Furthermore, the combined use of reflectivity and height to base ratio may constitute a highly significant variable for the discrimination of melanomas from metastases, as it was demonstrated by our study (Fig 1). This interesting finding has to be confirmed by further studies, including choroidal metastases from other carcinomas (for example, lung).
Choroidal excavation is a typical finding in choroidal melanomas, but it can also be produced by other choroidal lesions.12-14 17 The presence or absence of choroidal excavation in a choroidal lesion depends on the difference in reflectivity between the normal choroidal tissue and the abnormal tissue replacing the choroid. In our study choroidal excavation was significantly more frequent in choroidal melanomas than in metastases (p <0.001); 58% of melanomas demonstrated this phenomenon whereas no choroidal excavation was observed among the metastatic tumours. This supports the findings of other authors: Fuller et aldescribed a choroidal excavation in 65% of melanomas and Colemanet al found choroidal excavation in 42% of melanomas.12 13 Verbeek demonstrated a choroidal excavation in 70% of melanomas and approximately 20% of metastases.15 Although he found in his analysis of echographic findings in 325 melanomas, 44 metastases, 19 haemangiomas and other intraocular tumours, a correct diagnosis determined by ultrasonography in 95% of cases, the differentiation of metastases from other tumours presented as the most difficult problem.15
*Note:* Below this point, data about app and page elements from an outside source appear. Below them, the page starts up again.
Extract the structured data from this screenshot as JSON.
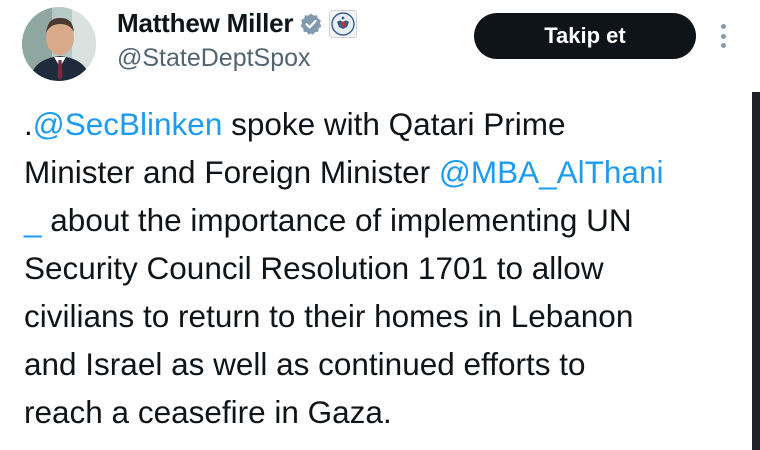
{
  "author": {
    "display_name": "Matthew Miller",
    "handle": "@StateDeptSpox",
    "verified_badge_icon": "verified-badge-icon",
    "affiliation_icon": "state-department-seal-icon",
    "avatar_icon": "profile-photo-avatar"
  },
  "follow_button": {
    "label": "Takip et"
  },
  "more_menu_icon": "more-vertical-icon",
  "tweet": {
    "lines": [
      [
        {
          "text": ".",
          "type": "text"
        },
        {
          "text": "@SecBlinken",
          "type": "mention"
        },
        {
          "text": " spoke with Qatari Prime",
          "type": "text"
        }
      ],
      [
        {
          "text": "Minister and Foreign Minister ",
          "type": "text"
        },
        {
          "text": "@MBA_AlThani",
          "type": "mention"
        }
      ],
      [
        {
          "text": "_",
          "type": "mention"
        },
        {
          "text": " about the importance of implementing UN",
          "type": "text"
        }
      ],
      [
        {
          "text": "Security Council Resolution 1701 to allow",
          "type": "text"
        }
      ],
      [
        {
          "text": "civilians to return to their homes in Lebanon",
          "type": "text"
        }
      ],
      [
        {
          "text": "and Israel as well as continued efforts to",
          "type": "text"
        }
      ],
      [
        {
          "text": "reach a ceasefire in Gaza.",
          "type": "text"
        }
      ]
    ]
  },
  "colors": {
    "mention": "#1d9bf0",
    "text": "#0f1419",
    "secondary_text": "#536471",
    "follow_button_bg": "#0f1419",
    "verified_badge": "#829aab"
  }
}
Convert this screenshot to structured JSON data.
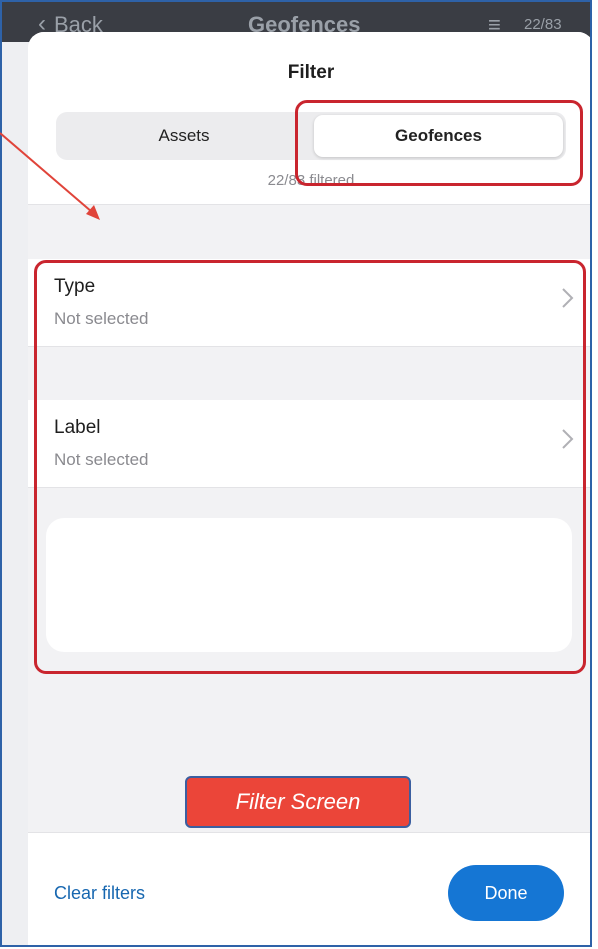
{
  "background_screen": {
    "back_label": "Back",
    "title": "Geofences",
    "count": "22/83"
  },
  "filter_sheet": {
    "title": "Filter",
    "tabs": [
      {
        "label": "Assets",
        "selected": false
      },
      {
        "label": "Geofences",
        "selected": true
      }
    ],
    "count_text": "22/83 filtered",
    "rows": [
      {
        "label": "Type",
        "value": "Not selected"
      },
      {
        "label": "Label",
        "value": "Not selected"
      }
    ],
    "footer": {
      "clear_label": "Clear filters",
      "done_label": "Done"
    }
  },
  "annotation": {
    "caption": "Filter Screen",
    "highlight_color": "#c9252e",
    "caption_color": "#eb4539"
  },
  "colors": {
    "accent": "#1576d4",
    "link": "#1767b0"
  }
}
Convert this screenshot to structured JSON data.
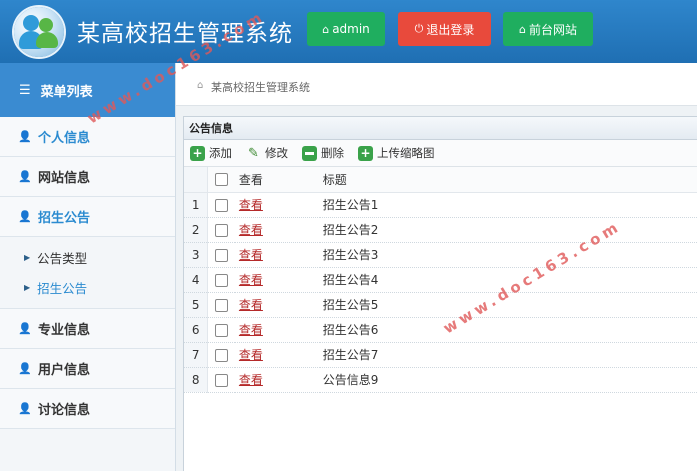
{
  "header": {
    "title": "某高校招生管理系统",
    "admin_label": "admin",
    "logout_label": "退出登录",
    "front_label": "前台网站",
    "admin_icon": "home-icon",
    "logout_icon": "power-icon",
    "front_icon": "home-icon",
    "admin_color": "#1fae5f",
    "logout_color": "#e84a3c",
    "front_color": "#1fae5f"
  },
  "sidebar": {
    "head_label": "菜单列表",
    "head_icon": "list-icon",
    "items": [
      {
        "label": "个人信息",
        "icon": "user-icon",
        "active": true
      },
      {
        "label": "网站信息",
        "icon": "user-icon",
        "active": false
      },
      {
        "label": "招生公告",
        "icon": "user-icon",
        "active": true
      }
    ],
    "submenu": [
      {
        "label": "公告类型",
        "active": false
      },
      {
        "label": "招生公告",
        "active": true
      }
    ],
    "items_after": [
      {
        "label": "专业信息",
        "icon": "user-icon"
      },
      {
        "label": "用户信息",
        "icon": "user-icon"
      },
      {
        "label": "讨论信息",
        "icon": "user-icon"
      }
    ]
  },
  "breadcrumb": {
    "text": "某高校招生管理系统",
    "icon": "home-icon"
  },
  "panel": {
    "title": "公告信息",
    "toolbar": {
      "add_label": "添加",
      "edit_label": "修改",
      "delete_label": "删除",
      "upload_label": "上传缩略图"
    },
    "columns": {
      "view": "查看",
      "title": "标题"
    },
    "rows": [
      {
        "num": "1",
        "view": "查看",
        "title": "招生公告1"
      },
      {
        "num": "2",
        "view": "查看",
        "title": "招生公告2"
      },
      {
        "num": "3",
        "view": "查看",
        "title": "招生公告3"
      },
      {
        "num": "4",
        "view": "查看",
        "title": "招生公告4"
      },
      {
        "num": "5",
        "view": "查看",
        "title": "招生公告5"
      },
      {
        "num": "6",
        "view": "查看",
        "title": "招生公告6"
      },
      {
        "num": "7",
        "view": "查看",
        "title": "招生公告7"
      },
      {
        "num": "8",
        "view": "查看",
        "title": "公告信息9"
      }
    ]
  },
  "watermark": {
    "text1": "www.doc163.com",
    "text2": "www.doc163.com"
  }
}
In conclusion, this study demonstrates that the height to base ratio alone and the combined use of height to base ratio and reflectivity enable a highly significant discrimination between choroidal melanomas and metastases from the breast, thus probably constituting appropriate variables for clinical differentiation. Further studies are necessary to confirm this assumption.